Like many places in Brazil, Rio de Janeiro is relaxing restrictions -- despite warnings from experts that the city has so far failed to bring Covid-19 under control.

Restaurants, bars and gyms in Rio were allowed to reopen yesterday, much to the dismay of health experts. "Governors and mayors are sending the population to the slaughterhouse with the prerogative of an economic recovery," said Domingos Alves, a computer modeling expert from the Covid-19 Brasil group, which brings together scientists from several Brazilian universities.

Brazil is the second worst hit country after the US. It has recorded nearly 1.5 million cases. More than 61,800 people have died.

Remember hydroxychloroquine? A new study suggests it may actually help

A new study found that the controversial antimalarial drug hydroxychloroquine helped patients better survive in hospital. This is a surprising finding. Several other studies have found the drug, originally developed to treat and prevent malaria, not only didn't help, but was also making patients more likely to suffer cardiac side effects.

But a team at Henry Ford Health System in Michigan said yesterday its study of 2,541 hospitalized patients found that those given hydroxychloroquine were much less likely to die. The difference? "What we think was important in ours ... is that patients were treated early. For hydroxychloroquine to have a benefit, it needs to begin before the patients begin to suffer some of the severe immune reactions that patients can have with Covid," said Dr. Marcus Zervos, the division head of infectious disease for Henry Ford Health System.

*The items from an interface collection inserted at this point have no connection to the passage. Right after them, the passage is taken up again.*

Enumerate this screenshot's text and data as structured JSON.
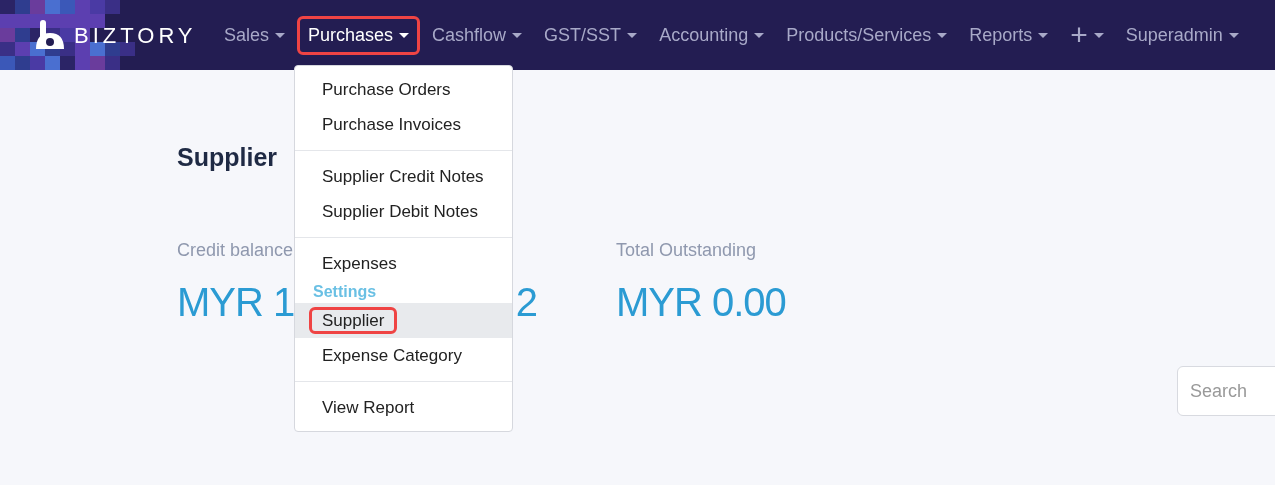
{
  "navbar": {
    "brand": "BIZTORY",
    "menus": [
      {
        "label": "Sales",
        "selected": false,
        "highlighted": false
      },
      {
        "label": "Purchases",
        "selected": true,
        "highlighted": true
      },
      {
        "label": "Cashflow",
        "selected": false,
        "highlighted": false
      },
      {
        "label": "GST/SST",
        "selected": false,
        "highlighted": false
      },
      {
        "label": "Accounting",
        "selected": false,
        "highlighted": false
      },
      {
        "label": "Products/Services",
        "selected": false,
        "highlighted": false
      },
      {
        "label": "Reports",
        "selected": false,
        "highlighted": false
      },
      {
        "label": "+",
        "selected": false,
        "highlighted": false
      },
      {
        "label": "Superadmin",
        "selected": false,
        "highlighted": false
      }
    ]
  },
  "dropdown": {
    "groups": [
      {
        "items": [
          {
            "kind": "link",
            "label": "Purchase Orders",
            "selected": false,
            "highlighted": false
          },
          {
            "kind": "link",
            "label": "Purchase Invoices",
            "selected": false,
            "highlighted": false
          }
        ]
      },
      {
        "items": [
          {
            "kind": "link",
            "label": "Supplier Credit Notes",
            "selected": false,
            "highlighted": false
          },
          {
            "kind": "link",
            "label": "Supplier Debit Notes",
            "selected": false,
            "highlighted": false
          }
        ]
      },
      {
        "items": [
          {
            "kind": "link",
            "label": "Expenses",
            "selected": false,
            "highlighted": false
          },
          {
            "kind": "header",
            "label": "Settings"
          },
          {
            "kind": "link",
            "label": "Supplier",
            "selected": true,
            "highlighted": true
          },
          {
            "kind": "link",
            "label": "Expense Category",
            "selected": false,
            "highlighted": false
          }
        ]
      },
      {
        "items": [
          {
            "kind": "link",
            "label": "View Report",
            "selected": false,
            "highlighted": false
          }
        ]
      }
    ]
  },
  "page": {
    "title": "Supplier",
    "stats": [
      {
        "label": "Credit balance",
        "value_parts": [
          "MYR 1",
          "2"
        ]
      },
      {
        "label": "Total Outstanding",
        "value_parts": [
          "MYR 0.00"
        ]
      }
    ],
    "search": {
      "placeholder": "Search"
    }
  }
}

Singapore got coronavirus under control. Then dengue struck

The city-state is facing a new public health crisis with more than 14,000 dengue cases reported since the start of the year. The total number for the whole year is expected to exceed the 22,170 cases reported in 2013 -- the largest dengue outbreak in Singapore's history.

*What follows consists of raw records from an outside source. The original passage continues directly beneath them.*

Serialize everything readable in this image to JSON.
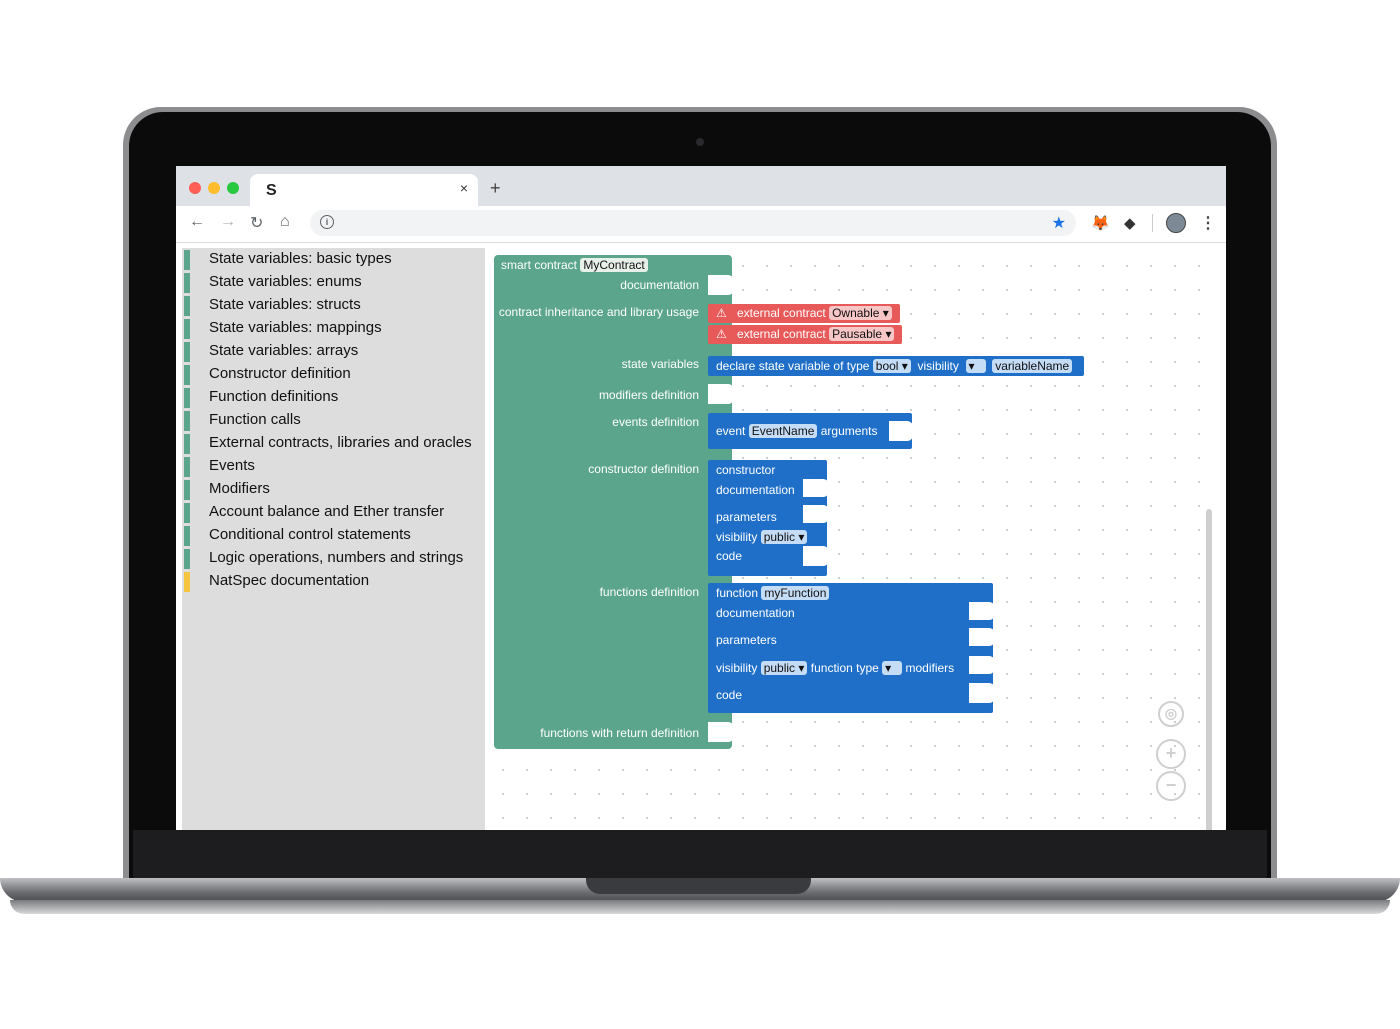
{
  "browser": {
    "tab_icon": "S",
    "tab_close": "×",
    "new_tab": "+",
    "nav_back": "←",
    "nav_forward": "→",
    "nav_reload": "↻",
    "nav_home": "⌂",
    "info_icon": "i",
    "menu_dots": "⋮"
  },
  "sidebar": {
    "items": [
      {
        "label": "State variables: basic types",
        "color": "#5ba58c"
      },
      {
        "label": "State variables: enums",
        "color": "#5ba58c"
      },
      {
        "label": "State variables: structs",
        "color": "#5ba58c"
      },
      {
        "label": "State variables: mappings",
        "color": "#5ba58c"
      },
      {
        "label": "State variables: arrays",
        "color": "#5ba58c"
      },
      {
        "label": "Constructor definition",
        "color": "#5ba58c"
      },
      {
        "label": "Function definitions",
        "color": "#5ba58c"
      },
      {
        "label": "Function calls",
        "color": "#5ba58c"
      },
      {
        "label": "External contracts, libraries and oracles",
        "color": "#5ba58c"
      },
      {
        "label": "Events",
        "color": "#5ba58c"
      },
      {
        "label": "Modifiers",
        "color": "#5ba58c"
      },
      {
        "label": "Account balance and Ether transfer",
        "color": "#5ba58c"
      },
      {
        "label": "Conditional control statements",
        "color": "#5ba58c"
      },
      {
        "label": "Logic operations, numbers and strings",
        "color": "#5ba58c"
      },
      {
        "label": "NatSpec documentation",
        "color": "#f5c542"
      }
    ]
  },
  "contract": {
    "header": "smart contract",
    "name": "MyContract",
    "documentation": "documentation",
    "inheritance": "contract inheritance and library usage",
    "state_variables": "state variables",
    "modifiers_definition": "modifiers definition",
    "events_definition": "events definition",
    "constructor_definition": "constructor definition",
    "functions_definition": "functions definition",
    "functions_with_return": "functions with return definition"
  },
  "externals": [
    {
      "label": "external contract",
      "value": "Ownable"
    },
    {
      "label": "external contract",
      "value": "Pausable"
    }
  ],
  "state_var": {
    "label": "declare state variable of type",
    "type": "bool",
    "visibility_label": "visibility",
    "visibility_value": "",
    "name": "variableName"
  },
  "event": {
    "label": "event",
    "name": "EventName",
    "arguments": "arguments"
  },
  "constructor": {
    "label": "constructor",
    "documentation": "documentation",
    "parameters": "parameters",
    "visibility_label": "visibility",
    "visibility_value": "public",
    "code": "code"
  },
  "function": {
    "label": "function",
    "name": "myFunction",
    "documentation": "documentation",
    "parameters": "parameters",
    "visibility_label": "visibility",
    "visibility_value": "public",
    "function_type_label": "function type",
    "modifiers_label": "modifiers",
    "code": "code"
  },
  "dropdown_arrow": "▾",
  "colors": {
    "contract_block": "#5ba58c",
    "external_block": "#e85a5a",
    "blue_block": "#1f6fc8",
    "natspec_category": "#f5c542"
  }
}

Climate change and rapid urbanization have made dengue outbreaks bigger in the past decades. But experts say the coronavirus lockdown measures might have worsened the outbreak this year. "When more people stay at home all the days, there could be more residential mosquito breeding and more opportunities for 'blood meals'," said Luo Dahai, associate professor of Infection and Immunity at Nanyang Technological University.

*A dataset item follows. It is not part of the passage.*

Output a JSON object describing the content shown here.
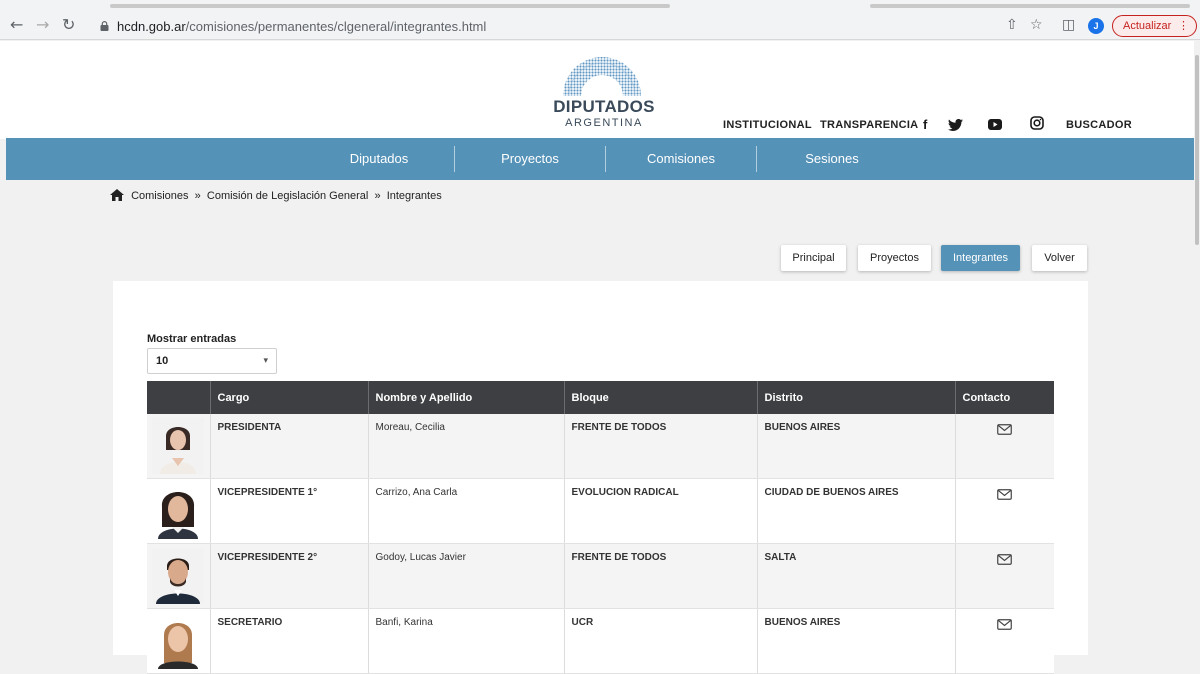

A combination of factors could make the Fourth of July a "perfect storm" of coronavirus infections -- but only for those who don't choose to safely navigate the holiday weekend. So here's a guide on how to celebrate the Fourth of July from the safety of your home. There will be virtual tours of historical landmarks, the annual Nathan's Famous Hot Dog Eating Contest, S'mores, DIY confetti and backyard water parks. And of course, Hamilton.


"Sometimes I wonder how different things would've been if the virus was bigger and actually visible to the naked eye ... if we could see it flying out of the mouths and noses of those infected. Tethered by strings around six feet long. If we saw that, would we behave differently?" -- Dr. Sanjay Gupta

This Fourth of July isn't just a day of celebration -- it's a test of our discipline to slow the spread of the coronavirus. CNN Chief Medical Correspondent Dr. Sanjay Gupta talks to the United States as if it were his patient about how we can get back on track. Listen Now.

Football news:

Manchester City showed a new away form
The Icelandic national team presented their home uniforms for the 2020/21 season
In 1999, Arsenal beat Sheffield in the Cup, but Wenger offered to replay the match – because Kanu violated fair play
Milan and Napoli are Interested in Godfrey. Norwich wants 30 million euros for the defender
Wenger named the Champions League favourites: Manchester City and PSG
Manchester United are preparing an official offer for Sancho. Borussia demands 120 million euros
Conte will meet Marotta today. The coach was critical of Inter's management